TY - JOUR T1 - Effect of soy-based breakfast cereal on blood lipids and oxidized low-density lipoprotein. AU - Jenkins,D J, AU - Kendall,C W, AU - Vidgen,E, AU - Vuksan,V, AU - Jackson,C J, AU - Augustin,L S, AU - Lee,B, AU - Garsetti,M, AU - Agarwal,S, AU - Rao,A V, AU - Cagampang,G B, AU - Fulgoni,V,3rd PY - 2000/11/25/pubmed PY - 2001/2/28/medline PY - 2000/11/25/entrez SP - 1496 EP - 500 JF - Metabolism: clinical and experimental JO - Metab. Clin. Exp. VL - 49 IS - 11 N2 - Consumption of soy protein may reduce the risk of cardiovascular disease both through reduction in serum lipids and by the antioxidant properties of protein-associated soy isoflavones. However, the effect that processing required for the manufacture of breakfast cereals may have on the lipid lowering and antioxidant activities of soy has not been studied. We have therefore assessed the health benefits of soy incorporation into breakfast cereals. Twenty-five hyperlipidemic men and women took soy (providing 36 g/d soy protein and 168 mg/d isoflavones) and control breakfast cereals, each for 3 weeks in a randomized crossover study with a 2-week washout period between treatments. Fasting blood samples were obtained pretreatment and at weeks 2 and 3 of each treatment. No significant difference was seen in serum lipids between treatments at week 3 apart from a 3.8% +/- 1.5% higher apolipoprotein A-1 level on control versus soy (P = .021). However, oxidized low-density lipoprotein (LDL) was reduced on the test compared with the control both as total dienes in LDL and as the ratio of conjugated dienes to cholesterol in the LDL fraction by 9.2% +/- 4.3% (P = .042) and 8.7% +/- 4.2% (P = .050), respectively.

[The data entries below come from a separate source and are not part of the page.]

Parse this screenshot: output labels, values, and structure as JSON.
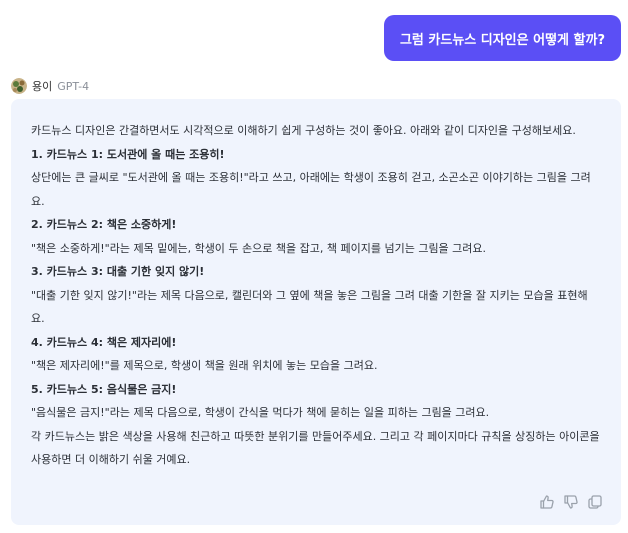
{
  "user_message": "그럼 카드뉴스 디자인은 어떻게 할까?",
  "assistant": {
    "name": "용이",
    "model": "GPT-4",
    "intro": "카드뉴스 디자인은 간결하면서도 시각적으로 이해하기 쉽게 구성하는 것이 좋아요. 아래와 같이 디자인을 구성해보세요.",
    "cards": [
      {
        "heading": "1. 카드뉴스 1: 도서관에 올 때는 조용히!",
        "body": "상단에는 큰 글씨로 \"도서관에 올 때는 조용히!\"라고 쓰고, 아래에는 학생이 조용히 걷고, 소곤소곤 이야기하는 그림을 그려요."
      },
      {
        "heading": "2. 카드뉴스 2: 책은 소중하게!",
        "body": "\"책은 소중하게!\"라는 제목 밑에는, 학생이 두 손으로 책을 잡고, 책 페이지를 넘기는 그림을 그려요."
      },
      {
        "heading": "3. 카드뉴스 3: 대출 기한 잊지 않기!",
        "body": "\"대출 기한 잊지 않기!\"라는 제목 다음으로, 캘린더와 그 옆에 책을 놓은 그림을 그려 대출 기한을 잘 지키는 모습을 표현해요."
      },
      {
        "heading": "4. 카드뉴스 4: 책은 제자리에!",
        "body": "\"책은 제자리에!\"를 제목으로, 학생이 책을 원래 위치에 놓는 모습을 그려요."
      },
      {
        "heading": "5. 카드뉴스 5: 음식물은 금지!",
        "body": "\"음식물은 금지!\"라는 제목 다음으로, 학생이 간식을 먹다가 책에 묻히는 일을 피하는 그림을 그려요."
      }
    ],
    "outro": "각 카드뉴스는 밝은 색상을 사용해 친근하고 따뜻한 분위기를 만들어주세요. 그리고 각 페이지마다 규칙을 상징하는 아이콘을 사용하면 더 이해하기 쉬울 거예요."
  },
  "actions": {
    "like_icon": "thumbs-up-icon",
    "dislike_icon": "thumbs-down-icon",
    "copy_icon": "copy-icon"
  },
  "colors": {
    "user_bubble": "#5b4ff5",
    "assistant_card": "#f0f4fd",
    "model_label": "#8a8f98"
  }
}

High isoflavone intakes in soy breakfast cereals may decrease the risk of cardiovascular disease by reducing oxidized LDL, while having no significant effect on the absolute concentration of LDL cholesterol. SN - 0026-0495 UR - https://www.unboundmedicine.com/medline/citation/11092518/Effect_of_soy_based_breakfast_cereal_on_blood_lipids_and_oxidized_low_density_lipoprotein_ L2 - https://linkinghub.elsevier.com/retrieve/pii/S0026-0495(00)07095-5 DB - PRIME DP - Unbound Medicine ER -